Episode 06 was originally posted on July 16, 2018.
01) "Deskovo Oro" by The Calais Sessions
From the 2016 album The Calais Sessions.
On the outskirts of Calais, France, there is a refugee camp known as "the Jungle." The project's website explains:
There are many reasons why people are in the jungle. Many want to reach the UK as they have close relatives and friends there. Many speak Engish very well. There are all sorts of people in the jungle from many nations - Afghanistan, Syria, Iraq, Kurdistan, Sudan and Ethiopia, amongst others. Worryingly there are many unaccompanied children - around 450. Around 200 of them have direct relatives in the UK which means that they have a legal right to be reunited with them.
Several professional musicians and sound engineers collaborated with refugees from the camp for an album to help benefit the camp and its citizens.The New York Times says of the album: "The music ranges from Middle Eastern-inflected pop to Iraqi rap to tunes from the Balkans and Spain. Some pieces are love songs. One mourns the death of a Syrian brother. Others are joyful instrumentals set against a backbeat of traditional percussion."
02) "Hurria" by Yacine & the Oriental Groove
From the 2016 album Mediterranean Clash.
Yacine & the Oriental Groove were founded in 2011 in Barcelona. The and fuses Spanish and Greek flavors. Womex describes the band's sound: "The electric oud of Yannis Papaioannou, full of wah wah and effects, naturally draws Eastern Mediterranean melodies over North African, reggae or pop rhythms. Sometimes as if we were in a return of the 60's groups, sometimes traditional, but always very intense."
03) "Crystal Frontier" by Calexico
From the 2011 album Road Atlas 1998-2011 [Ancienne Belgique - Live In Brussels 2008].
Allmusic describes Calexico as: "Fusing the dusty sounds of the American Southwest with spaghetti western soundtracks, Mexican mariachi themes, vintage surf music, cool jazz, and a broad spectrum of Latin influences, Calexico are an eclectic ensemble whose work is as distinctive as it is unpredictable." The Calexico story begins in 1990 at the University of California Irvine where bassist Joey Burns met drummer John Convertino. Convertino was playing drums in Howe Gelb's Tucson collective Giant Sand when Burns signed on to play bass for a European tour and soon relocated to sunbaked Tucson, AZ. Burns and Convertino launched their side-project Calexico (named for a town on the border of California and Mexico) in 1997 with the album Spoke. The duo continued eventually rotated out of Giant Sand to focus on Calexico as their full-time project. The band has released a series of tour-only live compilations and this version of "Crystal Frontier" is from 2011's Road Atlas 1998-2011 [Ancienne Belgique - Live In Brussels 2008.
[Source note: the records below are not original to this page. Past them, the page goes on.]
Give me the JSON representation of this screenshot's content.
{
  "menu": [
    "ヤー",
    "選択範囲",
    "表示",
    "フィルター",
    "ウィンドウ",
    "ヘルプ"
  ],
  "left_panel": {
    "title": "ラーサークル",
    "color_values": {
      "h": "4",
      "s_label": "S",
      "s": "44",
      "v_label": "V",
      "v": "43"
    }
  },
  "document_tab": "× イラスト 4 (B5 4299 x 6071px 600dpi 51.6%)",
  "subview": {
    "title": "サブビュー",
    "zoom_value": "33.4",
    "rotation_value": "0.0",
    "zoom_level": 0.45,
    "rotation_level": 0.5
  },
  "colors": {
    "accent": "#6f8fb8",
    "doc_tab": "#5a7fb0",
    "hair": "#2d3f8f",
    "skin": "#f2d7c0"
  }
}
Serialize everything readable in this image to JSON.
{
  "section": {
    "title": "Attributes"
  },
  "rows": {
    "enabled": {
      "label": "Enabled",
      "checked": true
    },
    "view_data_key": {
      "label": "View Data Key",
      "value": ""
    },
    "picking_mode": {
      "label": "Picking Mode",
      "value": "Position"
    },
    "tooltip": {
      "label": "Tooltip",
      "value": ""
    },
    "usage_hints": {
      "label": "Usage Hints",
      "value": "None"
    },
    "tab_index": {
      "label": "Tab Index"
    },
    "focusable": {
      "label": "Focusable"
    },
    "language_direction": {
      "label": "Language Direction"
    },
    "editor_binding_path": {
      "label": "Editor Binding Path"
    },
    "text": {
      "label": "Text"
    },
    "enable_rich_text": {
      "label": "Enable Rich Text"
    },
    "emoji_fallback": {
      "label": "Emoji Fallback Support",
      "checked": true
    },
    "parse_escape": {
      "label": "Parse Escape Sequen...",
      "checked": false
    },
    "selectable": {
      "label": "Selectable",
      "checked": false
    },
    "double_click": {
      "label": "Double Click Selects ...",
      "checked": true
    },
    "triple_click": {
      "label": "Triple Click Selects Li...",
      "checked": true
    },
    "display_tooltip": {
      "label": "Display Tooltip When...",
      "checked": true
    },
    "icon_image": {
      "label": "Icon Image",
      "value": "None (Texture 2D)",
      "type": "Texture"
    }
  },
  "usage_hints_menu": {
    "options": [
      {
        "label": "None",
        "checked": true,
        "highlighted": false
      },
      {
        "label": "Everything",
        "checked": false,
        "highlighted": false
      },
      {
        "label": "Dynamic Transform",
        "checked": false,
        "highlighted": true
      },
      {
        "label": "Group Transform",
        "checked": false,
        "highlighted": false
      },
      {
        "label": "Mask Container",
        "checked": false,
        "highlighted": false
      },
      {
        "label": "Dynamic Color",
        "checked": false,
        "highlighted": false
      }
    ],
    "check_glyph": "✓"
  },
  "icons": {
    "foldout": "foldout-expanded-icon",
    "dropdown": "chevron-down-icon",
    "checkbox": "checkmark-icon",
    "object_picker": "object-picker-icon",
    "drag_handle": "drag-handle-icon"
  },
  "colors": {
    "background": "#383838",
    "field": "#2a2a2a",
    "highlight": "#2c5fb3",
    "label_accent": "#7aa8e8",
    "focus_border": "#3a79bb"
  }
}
04) "Uneven Light of Day" by Howe Gelb & A Band of Gypsies
From the 2010 album Alegrías.
We like to keep our travels far and wide each episode, but sometimes you just have to trace the threads woven by other artists. After hearing from Calexico, we had to stay in the sunbaked Arizona desert just long enough to hear from Howe. Howe Gelb may have been born in PA, USA, but he is forever associated with Tucson where he pioneered a sunbaked sound rooted in improvisation. His primary vehicle has been Giant Sand, a sort of desert rock collective with rotating membership. Gelb, of course being the constant. Allmusic describes Gelb's sound as "a highly original take on Southwestern roots and garage rock."Here, the "Giant Sand leader takes a soft left into flamenco-tinged gypsy folk that was recorded in Spain with a group of Andalucian gypsies."
05) "Burkan Cocek" by Kočani Orkestar
From the 1997 album L'orient Est Rouge.
Balkan Gypsy brass band Kočani Orkestar's Facebook page says:
Oriental brass bands are a Gypsy specialty throughout the Balkan region, from Serbia to Macedonia. These brass bands were created in the 19th century, in imitation of the military brass bands of the Turkish janissaries. The sound of Oriental brass bands was introduced to larger parts of the Western public by Emir Kusturica’s film ‘Underground’"
"The band's original repertoire was based on Gypsy tunes from various parts of the Balkans and on Turkish/Bulgarian rhythms, with a sprinkle of Latin flavour." The group found some international attention with this 1997 album.
06) "マナウレラ - Matnaw Rera" by Oki Dub Ainu Band
From the 2006 album self-titled album.
Oki Kano (加納 沖 Kanō Oki) has focused much of his career on popularizing "the music of the Ainu people - one of Japan's indigenous populations whose culture was "banned" by the Japanese government 300 years ago." Oki plays "the tonkori, an Ainu stringed instrument," and fuses traditional Ainu melodies with Dub, Reggae and Rock.
Browse the map. Orange points.